WASHINGTON, Dec 16 (Reuters) - U.S. lawmakers are set to vote on reforms to boost the representation of emerging markets at the International Monetary Fund after lawmakers included the long-delayed changes in a deal overnight.
The deal to keep the U.S. government operating through next September contains a change to put Brazil, China, India and Russia among the IMF’s top 10 shareholders and give emerging markets more influence at the global lender.
Plans agreed in 2010 to give emerging markets more voting power and double the Fund’s resources have been delayed as the U.S. Congress had not approved the changes.
The reforms are the biggest change in the governance of the Fund since it was established and are a recognition of the increasing role that emerging markets play in the global economy.
IMF spokesman Gerry Rice said the Fund took note of the language in the spending bill. “We look forward to the outcome of the legislative process,” he said.

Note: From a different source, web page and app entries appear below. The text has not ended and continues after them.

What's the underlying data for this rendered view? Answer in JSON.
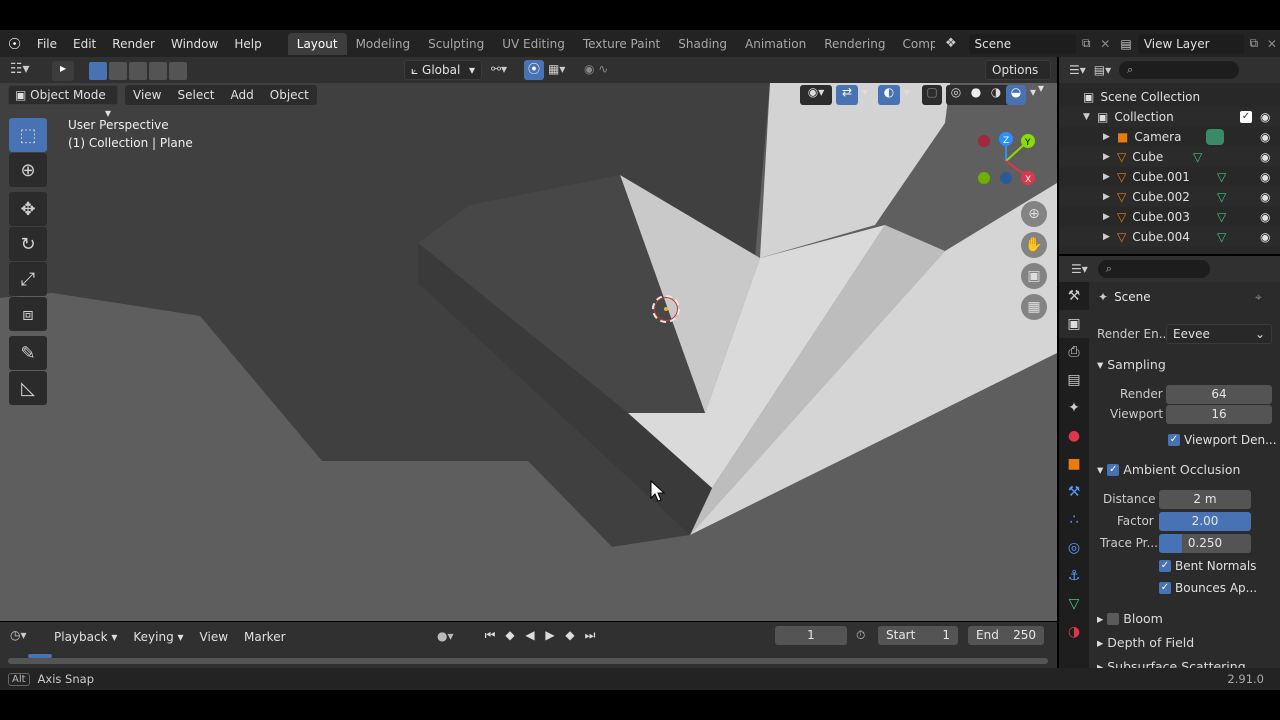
{
  "topbar": {
    "menus": [
      "File",
      "Edit",
      "Render",
      "Window",
      "Help"
    ],
    "workspaces": [
      "Layout",
      "Modeling",
      "Sculpting",
      "UV Editing",
      "Texture Paint",
      "Shading",
      "Animation",
      "Rendering",
      "Compo"
    ],
    "active_workspace": "Layout",
    "scene_name": "Scene",
    "view_layer": "View Layer"
  },
  "viewport_header": {
    "transform_orientation": "Global",
    "options_label": "Options",
    "mode": "Object Mode",
    "menus": [
      "View",
      "Select",
      "Add",
      "Object"
    ]
  },
  "viewport": {
    "perspective_label": "User Perspective",
    "collection_label": "(1) Collection | Plane",
    "gizmo_axes": [
      "Z",
      "Y",
      "X"
    ]
  },
  "timeline": {
    "menus": [
      "Playback",
      "Keying",
      "View",
      "Marker"
    ],
    "current_frame": "1",
    "start_label": "Start",
    "start_value": "1",
    "end_label": "End",
    "end_value": "250"
  },
  "statusbar": {
    "key": "Alt",
    "hint": "Axis Snap",
    "version": "2.91.0"
  },
  "outliner": {
    "root": "Scene Collection",
    "collection": "Collection",
    "items": [
      "Camera",
      "Cube",
      "Cube.001",
      "Cube.002",
      "Cube.003",
      "Cube.004"
    ]
  },
  "properties": {
    "context": "Scene",
    "render_engine_label": "Render En...",
    "render_engine_value": "Eevee",
    "sampling": {
      "title": "Sampling",
      "render_label": "Render",
      "render_value": "64",
      "viewport_label": "Viewport",
      "viewport_value": "16",
      "denoise_label": "Viewport Den..."
    },
    "ao": {
      "title": "Ambient Occlusion",
      "distance_label": "Distance",
      "distance_value": "2 m",
      "factor_label": "Factor",
      "factor_value": "2.00",
      "trace_label": "Trace Pr...",
      "trace_value": "0.250",
      "bent_label": "Bent Normals",
      "bounces_label": "Bounces Ap..."
    },
    "bloom_title": "Bloom",
    "dof_title": "Depth of Field",
    "sss_title": "Subsurface Scattering"
  },
  "colors": {
    "accent": "#4772b3",
    "axis_x": "#e0364a",
    "axis_y": "#8bdc00",
    "axis_z": "#2c8fff",
    "object_orange": "#e87d0d",
    "mesh_green": "#3ec97f"
  }
}
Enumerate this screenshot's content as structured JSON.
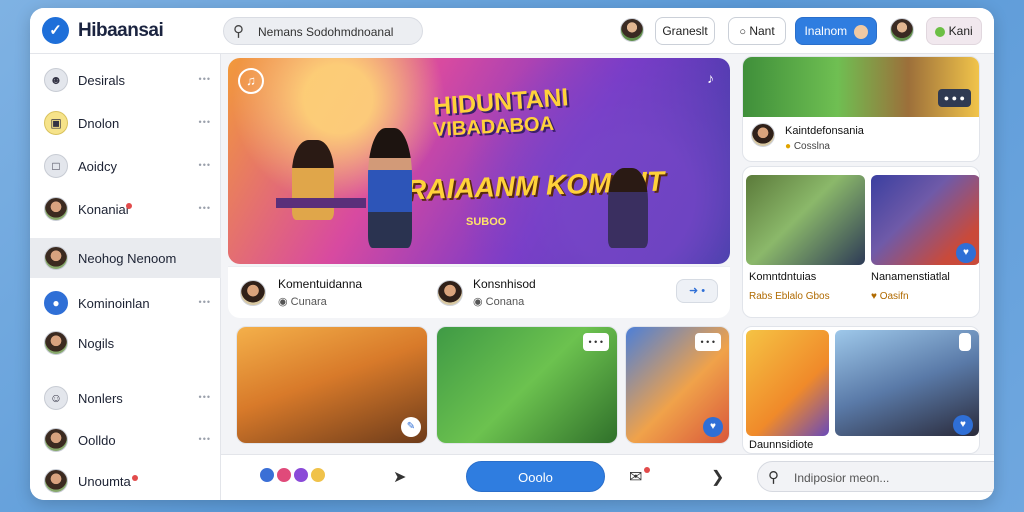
{
  "app": {
    "title": "Hibaansai",
    "logo_icon": "check-icon"
  },
  "header": {
    "search_text": "Nemans Sodohmdnoanal",
    "button_1": "Graneslt",
    "button_2": "Nant",
    "button_3": "Inalnom",
    "button_4": "Kani"
  },
  "sidebar": {
    "items": [
      {
        "label": "Desirals",
        "icon": "user-circle-icon",
        "active": false
      },
      {
        "label": "Dnolon",
        "icon": "box-icon",
        "active": false
      },
      {
        "label": "Aoidcy",
        "icon": "square-icon",
        "active": false
      },
      {
        "label": "Konanial",
        "icon": "avatar-icon",
        "active": false
      },
      {
        "label": "Neohog Nenoom",
        "icon": "avatar-icon",
        "active": true
      },
      {
        "label": "Kominoinlan",
        "icon": "globe-icon",
        "active": false
      },
      {
        "label": "Nogils",
        "icon": "avatar-icon",
        "active": false
      },
      {
        "label": "Nonlers",
        "icon": "person-icon",
        "active": false
      },
      {
        "label": "Oolldo",
        "icon": "avatar-icon",
        "active": false
      },
      {
        "label": "Unoumta",
        "icon": "group-icon",
        "active": false
      }
    ]
  },
  "hero": {
    "headline_1": "HIDUNTANI",
    "headline_2": "VIBADABOA",
    "headline_3": "RAIAANM KOMNIIT",
    "headline_4": "SUBOO",
    "footer": {
      "left_title": "Komentuidanna",
      "left_sub": "Cunara",
      "right_title": "Konsnhisod",
      "right_sub": "Conana"
    }
  },
  "right_top_card": {
    "chip": "● ● ●",
    "title": "Kaintdefonsania",
    "sub": "Cosslna"
  },
  "right_cards": [
    {
      "title": "Komntdntuias",
      "sub": "Rabs Eblalo Gbos"
    },
    {
      "title": "Nanamenstiatlal",
      "sub": "Oasifn"
    }
  ],
  "bottom_grid": {
    "card_1": {
      "chip": ""
    },
    "card_2": {
      "chip": "• • •"
    },
    "card_3": {
      "chip": "• • •"
    },
    "card_4": {
      "title": "Daunnsidiote",
      "chip": ""
    },
    "card_5": {
      "chip": ""
    }
  },
  "bottom_bar": {
    "primary_button": "Ooolo",
    "search_placeholder": "Indiposior meon..."
  }
}
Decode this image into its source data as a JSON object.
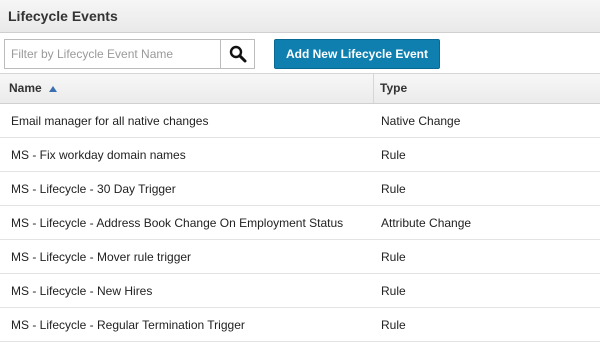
{
  "header": {
    "title": "Lifecycle Events"
  },
  "toolbar": {
    "search_placeholder": "Filter by Lifecycle Event Name",
    "search_value": "",
    "add_button_label": "Add New Lifecycle Event",
    "search_icon": "search-icon"
  },
  "table": {
    "columns": [
      {
        "label": "Name",
        "sort": "ascending"
      },
      {
        "label": "Type"
      }
    ],
    "rows": [
      {
        "name": "Email manager for all native changes",
        "type": "Native Change"
      },
      {
        "name": "MS - Fix workday domain names",
        "type": "Rule"
      },
      {
        "name": "MS - Lifecycle - 30 Day Trigger",
        "type": "Rule"
      },
      {
        "name": "MS - Lifecycle - Address Book Change On Employment Status",
        "type": "Attribute Change"
      },
      {
        "name": "MS - Lifecycle - Mover rule trigger",
        "type": "Rule"
      },
      {
        "name": "MS - Lifecycle - New Hires",
        "type": "Rule"
      },
      {
        "name": "MS - Lifecycle - Regular Termination Trigger",
        "type": "Rule"
      }
    ]
  },
  "colors": {
    "accent": "#0f7fb0",
    "header_bg": "#eeeeee",
    "border": "#d6d6d6"
  }
}
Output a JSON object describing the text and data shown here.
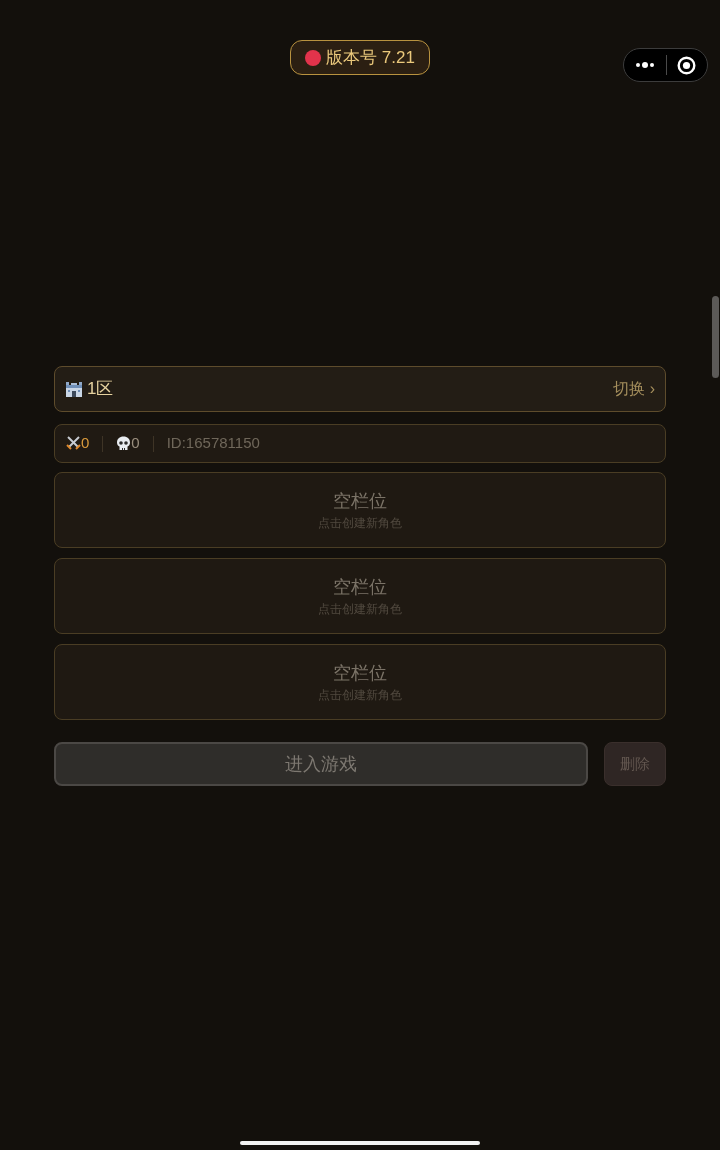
{
  "version_badge": {
    "label": "版本号 7.21"
  },
  "server": {
    "name": "1区",
    "switch_label": "切换 ›"
  },
  "stats": [
    {
      "kind": "sword",
      "value": "0"
    },
    {
      "kind": "skull",
      "value": "0"
    }
  ],
  "player_id": "ID:165781150",
  "slots": [
    {
      "title": "空栏位",
      "hint": "点击创建新角色"
    },
    {
      "title": "空栏位",
      "hint": "点击创建新角色"
    },
    {
      "title": "空栏位",
      "hint": "点击创建新角色"
    }
  ],
  "actions": [
    {
      "kind": "enter",
      "label": "进入游戏",
      "disabled": true
    },
    {
      "kind": "delete",
      "label": "删除",
      "disabled": true
    }
  ]
}
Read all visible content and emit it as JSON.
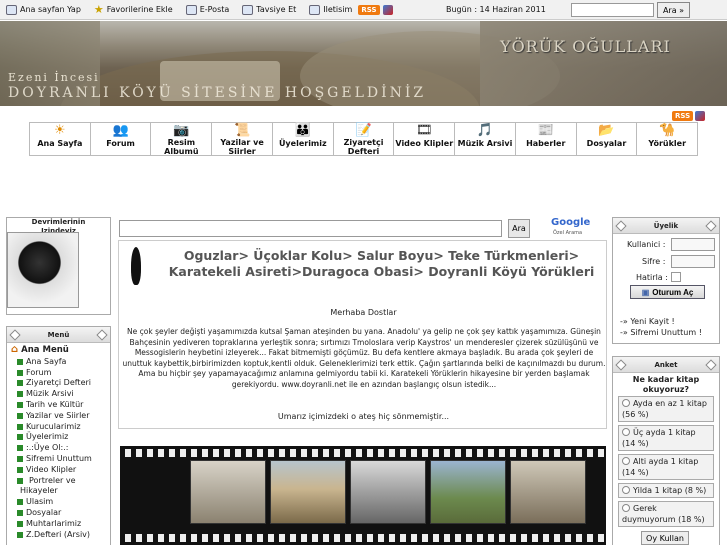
{
  "topbar": {
    "links": [
      "Ana sayfan Yap",
      "Favorilerine Ekle",
      "E-Posta",
      "Tavsiye Et",
      "Iletisim"
    ],
    "rss": "RSS",
    "date": "Bugün : 14 Haziran 2011",
    "search_value": "",
    "search_button": "Ara »"
  },
  "banner": {
    "title": "YÖRÜK OĞULLARI",
    "subtitle1": "Ezeni İncesi",
    "subtitle2": "DOYRANLI KÖYÜ SİTESİNE HOŞGELDİNİZ"
  },
  "nav": [
    {
      "label": "Ana Sayfa",
      "icon": "sun-icon",
      "glyph": "☀"
    },
    {
      "label": "Forum",
      "icon": "people-icon",
      "glyph": "👥"
    },
    {
      "label": "Resim Albumü",
      "icon": "camera-icon",
      "glyph": "📷"
    },
    {
      "label": "Yazilar ve Siirler",
      "icon": "scroll-icon",
      "glyph": "📜"
    },
    {
      "label": "Üyelerimiz",
      "icon": "users-icon",
      "glyph": "👪"
    },
    {
      "label": "Ziyaretçi Defteri",
      "icon": "guestbook-icon",
      "glyph": "📝"
    },
    {
      "label": "Video Klipler",
      "icon": "film-icon",
      "glyph": "🎞"
    },
    {
      "label": "Müzik Arsivi",
      "icon": "music-icon",
      "glyph": "🎵"
    },
    {
      "label": "Haberler",
      "icon": "news-icon",
      "glyph": "📰"
    },
    {
      "label": "Dosyalar",
      "icon": "folder-icon",
      "glyph": "📂"
    },
    {
      "label": "Yörükler",
      "icon": "camel-icon",
      "glyph": "🐪"
    }
  ],
  "left": {
    "ataturk_title": "Devrimlerinin Izindeyiz",
    "menu_title": "Menü",
    "menu_header": "Ana Menü",
    "menu_items": [
      "Ana Sayfa",
      "Forum",
      "Ziyaretçi Defteri",
      "Müzik Arsivi",
      "Tarih ve Kültür",
      "Yazilar ve Siirler",
      "Kurucularimiz",
      "Üyelerimiz",
      ":.:Üye Ol:.:",
      "Sifremi Unuttum",
      "Video Klipler",
      "Portreler ve Hikayeler",
      "Ulasim",
      "Dosyalar",
      "Muhtarlarimiz",
      "Z.Defteri (Arsiv)"
    ]
  },
  "main": {
    "search_value": "",
    "search_button": "Ara",
    "google_logo": "Google",
    "google_sub": "Özel Arama",
    "heading": "Oguzlar> Üçoklar Kolu> Salur Boyu> Teke Türkmenleri> Karatekeli Asireti>Duragocа Obasi> Doyranli Köyü Yörükleri",
    "greeting": "Merhaba Dostlar",
    "paragraph": "Ne çok şeyler değişti yaşamımızda kutsal Şaman ateşinden bu yana. Anadolu' ya gelip ne çok şey kattık yaşamımıza. Güneşin Bahçesinin yediveren topraklarına yerleştik sonra; sırtımızı Tmoloslara verip Kaystros' un menderesler çizerek süzülüşünü ve Messogislerin heybetini izleyerek... Fakat bitmemişti göçümüz. Bu defa kentlere akmaya başladık. Bu arada çok şeyleri de unuttuk kaybettik,birbirimizden koptuk,kentli olduk. Geleneklerimizi terk ettik. Çağın şartlarında belki de kaçınılmazdı bu durum. Ama bu hiçbir şey yapamayacağımız anlamına gelmiyordu tabii ki. Karatekeli Yörüklerin hikayesine bir yerden başlamak gerekiyordu. www.doyranli.net ile en azından başlangıç olsun istedik...",
    "closing": "Umarız içimizdeki o ateş hiç sönmemiştir..."
  },
  "right": {
    "member_title": "Üyelik",
    "user_label": "Kullanici :",
    "pass_label": "Sifre :",
    "remember_label": "Hatirla :",
    "login_button": "Oturum Aç",
    "new_account": "-» Yeni Kayit !",
    "forgot": "-» Sifremi Unuttum !",
    "poll_title": "Anket",
    "poll_question": "Ne kadar kitap okuyoruz?",
    "poll_options": [
      "Ayda en az 1 kitap (56 %)",
      "Üç ayda 1 kitap (14 %)",
      "Alti ayda 1 kitap (14 %)",
      "Yilda 1 kitap (8 %)",
      "Gerek duymuyorum (18 %)"
    ],
    "vote_button": "Oy Kullan"
  }
}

The House of Representatives is expected to vote on Friday on the legislation. (Reporting by Krista Hughes; Editing by James Dalgleish)